3. Fact-checked news
Like most people, zoomers aren’t huge fans of fake news — surprise! We’ve grown up with all the ups and downs of the Internet at our fingertips, which means taking nothing read online by face value.
Especially since the Trump era, the need for credible, unbiased, and fact-based reporting has grown more than ever. A big contributor to this is a diversity of opinions and a focus on unbiased reporting (in other words, the opposite of American breakfast TV). This includes different sources being weighed against each other, as well as a diverse cast, including diversity in ethnicity, gender, age, social background, and more.
Additionally, though, honesty is a requirement for any brand trying to appeal to younger generations. This means very directly owning up to mistakes being made, without the corporate buzz talk. Only one-third of questioned members of Gen Z trust local news outlets; they are even less likely to blindly rely on national news.

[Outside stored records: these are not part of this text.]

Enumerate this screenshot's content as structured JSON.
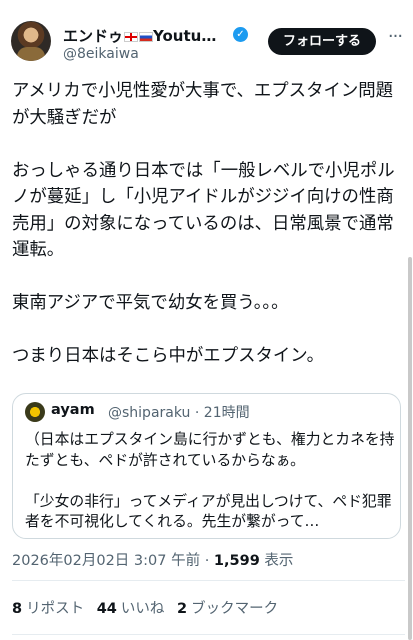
{
  "author": {
    "display_name": "エンドゥ",
    "display_name_suffix": "Youtu…",
    "handle": "@8eikaiwa",
    "verified_badge": "verified-icon",
    "flags": [
      "georgia-flag",
      "russia-flag"
    ]
  },
  "follow_button_label": "フォローする",
  "more_icon": "more-icon",
  "tweet": {
    "paragraphs": [
      "アメリカで小児性愛が大事で、エプスタイン問題が大騒ぎだが",
      "おっしゃる通り日本では「一般レベルで小児ポルノが蔓延」し「小児アイドルがジジイ向けの性商売用」の対象になっているのは、日常風景で通常運転。",
      "東南アジアで平気で幼女を買う。。。",
      "つまり日本はそこら中がエプスタイン。"
    ]
  },
  "quote": {
    "name": "ayam",
    "handle": "@shiparaku",
    "separator": "·",
    "time": "21時間",
    "paragraphs": [
      "（日本はエプスタイン島に行かずとも、権力とカネを持たずとも、ペドが許されているからなぁ。",
      "「少女の非行」ってメディアが見出しつけて、ペド犯罪者を不可視化してくれる。先生が繋がって…"
    ]
  },
  "meta": {
    "timestamp": "2026年02月02日 3:07 午前",
    "separator": "·",
    "views_count": "1,599",
    "views_label": "表示"
  },
  "stats": {
    "reposts_count": "8",
    "reposts_label": "リポスト",
    "likes_count": "44",
    "likes_label": "いいね",
    "bookmarks_count": "2",
    "bookmarks_label": "ブックマーク"
  }
}
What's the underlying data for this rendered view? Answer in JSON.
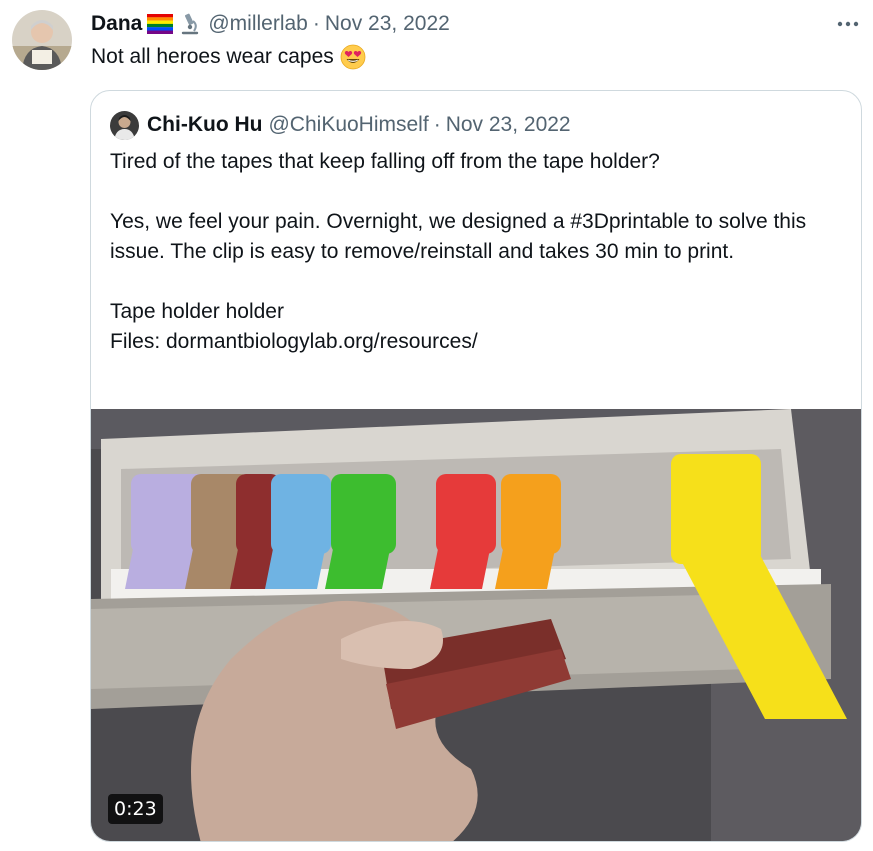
{
  "tweet": {
    "author_name": "Dana",
    "author_handle": "@millerlab",
    "separator": "·",
    "date": "Nov 23, 2022",
    "text": "Not all heroes wear capes",
    "badges": [
      "rainbow-flag-icon",
      "microscope-icon"
    ],
    "emoji": "heart-eyes-emoji-icon",
    "more_icon": "more-icon"
  },
  "quoted": {
    "author_name": "Chi-Kuo Hu",
    "author_handle": "@ChiKuoHimself",
    "separator": "·",
    "date": "Nov 23, 2022",
    "paragraphs": [
      "Tired of the tapes that keep falling off from the tape holder?",
      "Yes, we feel your pain.  Overnight, we designed a #3Dprintable to solve this issue.  The clip is easy to remove/reinstall and takes 30 min to print.",
      "Tape holder holder",
      "Files: dormantbiologylab.org/resources/"
    ],
    "video": {
      "duration": "0:23",
      "tape_colors": [
        "#b9aee0",
        "#a88868",
        "#8e2e2e",
        "#6fb3e3",
        "#3dbd2f",
        "#e63a3a",
        "#f5a01c",
        "#f6e01a"
      ]
    }
  },
  "colors": {
    "text_primary": "#0f1419",
    "text_secondary": "#536471",
    "border": "#cfd9de"
  }
}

This is a huge opportunity for publishers to improve their image by actually taking those concerns seriously. Giving data journalism a bigger stage would definitely be a step in the right direction. Additionally, working with credible journalist “influencers” (people who work conscientiously and have been shown to be critical) could help.
If all of this seems obvious at first, but implementing it deeply into a product proves difficult, I only have one final suggestion: Listen to your younger colleagues! What they lack in experience they certainly make up for in intuition regarding possibilities with new media formats and an understanding of their peers.